In most normal years, producers who are calving would be racing against time to pull calves out of snowbanks and save precious ears before frostbite sets in.
Although the winter of 2011-12 has been abnormally mild, the potential for cold weather always exists during winter in our northern climates. While adult cattle are very tolerant of cold temperatures as long as they are dry and have shelter from the wind, newborn calves are not as fortunate. Cold temperatures and newborn calves can be a dangerous combination if producers do not take steps to protect newborns from the elements.
Anticipating changing weather patterns, identifying climatic conditions that are dangerous for newborns and taking appropriate preventative measures are ways producers can mitigate weather-related calf losses.

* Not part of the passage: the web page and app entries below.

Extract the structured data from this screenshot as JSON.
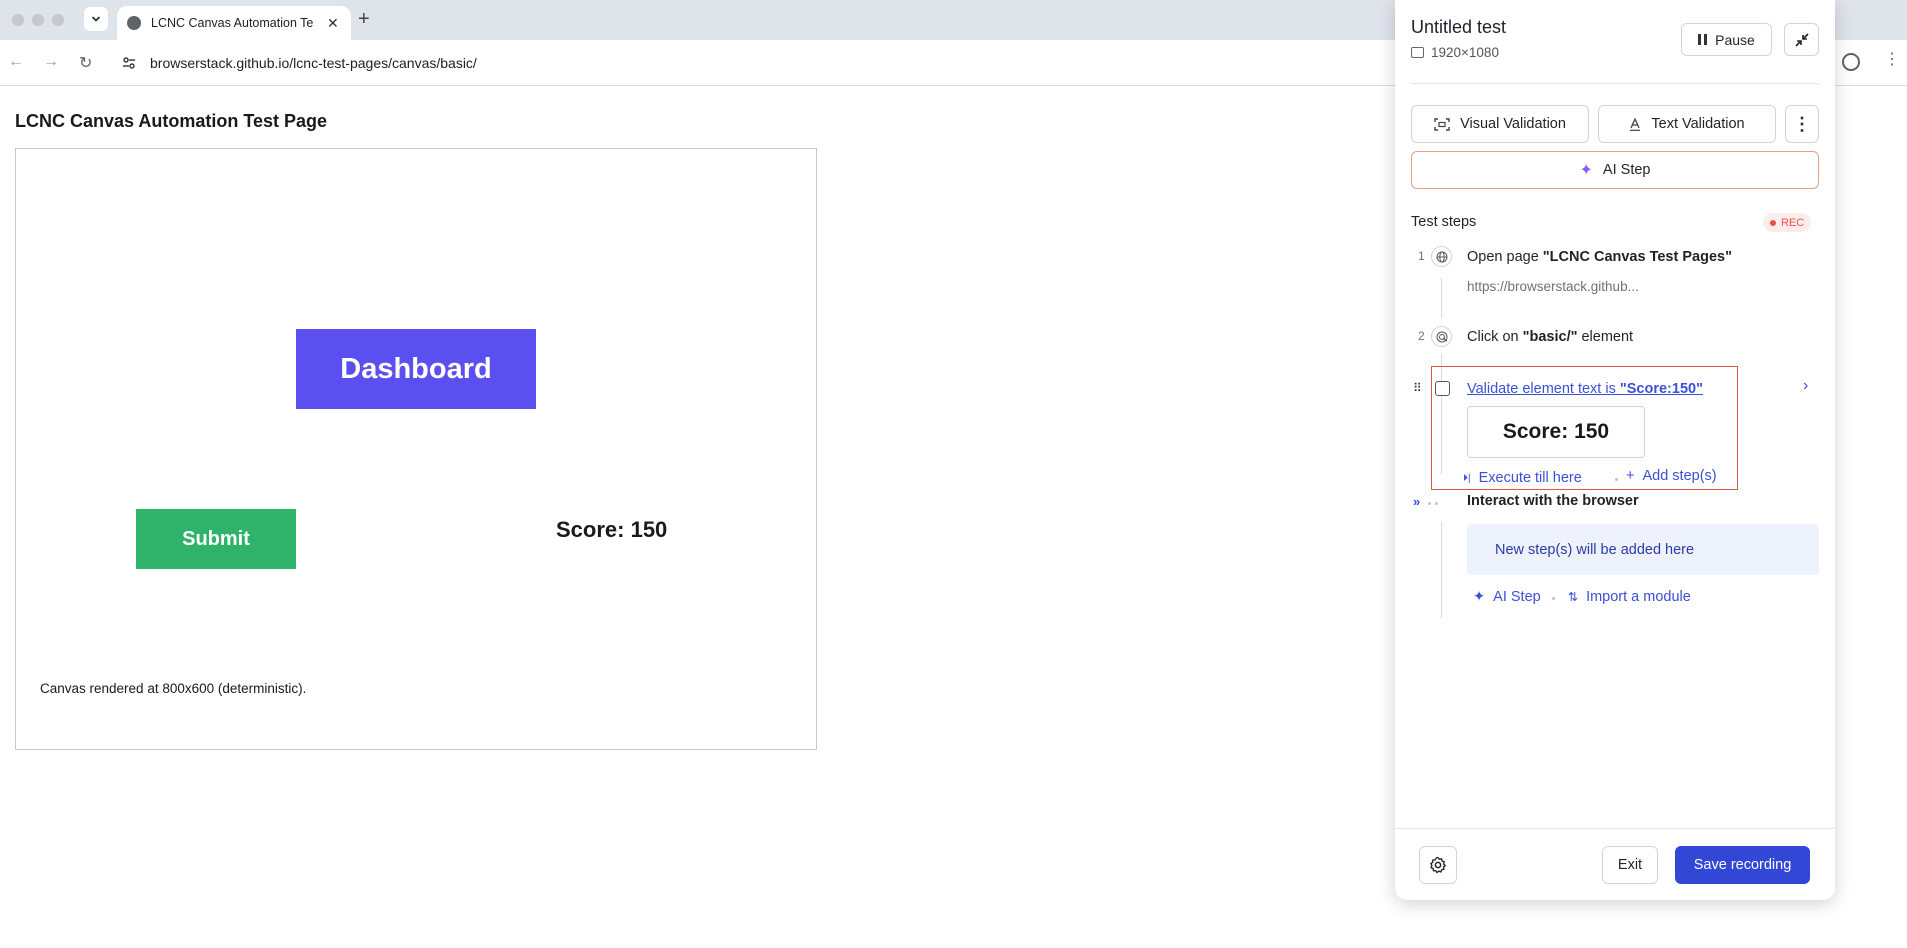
{
  "browser": {
    "tab_title": "LCNC Canvas Automation Te",
    "url": "browserstack.github.io/lcnc-test-pages/canvas/basic/"
  },
  "page": {
    "title": "LCNC Canvas Automation Test Page",
    "canvas": {
      "dashboard_label": "Dashboard",
      "submit_label": "Submit",
      "score_text": "Score: 150",
      "note": "Canvas rendered at 800x600 (deterministic)."
    }
  },
  "recorder": {
    "title": "Untitled test",
    "resolution": "1920×1080",
    "pause_label": "Pause",
    "visual_validation_label": "Visual Validation",
    "text_validation_label": "Text Validation",
    "ai_step_label": "AI Step",
    "steps_heading": "Test steps",
    "rec_badge": "REC",
    "steps": [
      {
        "number": "1",
        "prefix": "Open page ",
        "target": "\"LCNC Canvas Test Pages\"",
        "suffix": "",
        "sub": "https://browserstack.github..."
      },
      {
        "number": "2",
        "prefix": "Click on ",
        "target": "\"basic/\"",
        "suffix": " element"
      },
      {
        "prefix": "Validate element text is ",
        "target": "\"Score:150\"",
        "preview": "Score: 150",
        "execute_label": "Execute till here",
        "add_label": "Add step(s)"
      }
    ],
    "interact_label": "Interact with the browser",
    "new_steps_text": "New step(s) will be added here",
    "ai_step_link": "AI Step",
    "import_link": "Import a module",
    "exit_label": "Exit",
    "save_label": "Save recording"
  },
  "colors": {
    "dashboard": "#5b4ff0",
    "submit": "#2fb36b",
    "primary": "#3347d6",
    "highlight": "#e5534b"
  }
}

A new tool called the Cold Advisory for Newborn Livestock (CANL) is available from the National Weather Service for the western two-thirds of North Dakota, all of Montana and parts of South Dakota. The CANL system uses specific colors on regional maps to indicate the degree to which conditions dangerous to newborn livestock are present. The maps show conditions ranging from “none” to “extreme.”

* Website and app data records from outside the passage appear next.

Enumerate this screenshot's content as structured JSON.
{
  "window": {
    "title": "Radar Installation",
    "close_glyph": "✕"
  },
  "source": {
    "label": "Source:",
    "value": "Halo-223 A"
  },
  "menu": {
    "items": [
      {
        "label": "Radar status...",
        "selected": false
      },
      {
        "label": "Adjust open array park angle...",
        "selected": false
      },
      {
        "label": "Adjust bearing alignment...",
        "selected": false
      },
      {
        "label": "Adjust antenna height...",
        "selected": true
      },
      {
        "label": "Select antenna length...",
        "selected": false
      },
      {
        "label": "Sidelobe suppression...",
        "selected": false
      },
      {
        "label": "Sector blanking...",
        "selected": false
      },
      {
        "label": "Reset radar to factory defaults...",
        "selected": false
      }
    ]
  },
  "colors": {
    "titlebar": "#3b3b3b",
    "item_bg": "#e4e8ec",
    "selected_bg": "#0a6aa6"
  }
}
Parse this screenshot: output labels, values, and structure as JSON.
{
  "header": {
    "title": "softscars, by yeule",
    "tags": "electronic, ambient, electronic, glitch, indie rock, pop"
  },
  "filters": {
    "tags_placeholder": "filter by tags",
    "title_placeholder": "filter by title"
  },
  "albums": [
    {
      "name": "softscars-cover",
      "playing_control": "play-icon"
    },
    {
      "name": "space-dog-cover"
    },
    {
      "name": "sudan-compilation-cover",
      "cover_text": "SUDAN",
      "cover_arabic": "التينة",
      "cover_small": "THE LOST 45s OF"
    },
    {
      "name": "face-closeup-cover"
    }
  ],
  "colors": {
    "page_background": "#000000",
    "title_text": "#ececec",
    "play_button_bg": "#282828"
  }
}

During the process of developing the CANL program, the National Weather Service gathered information from the ranching community specific to climatic factors that affect calf losses. Temperature, wind chill, humidity, precipitation and cloud cover were identified as key risk factors and, in turn, these items were combined to generate the CANL forecast maps. Forecast maps show danger potential for 6, 12, 18, 24, 30 and 36 hours into the future, and maps are updated every four hours.
The CANL program may be a good resource for producers looking for a single source of forecast information to determine the danger level for their newborn calves, which will allow them to take appropriate action to ensure the survival of calves being born during extreme conditions.
If you take a look at the maps now, they may be a pretty green, indicating a low risk of danger. However, keep this program in mind when the weather appears to be taking a turn for the worse, even if that is next year.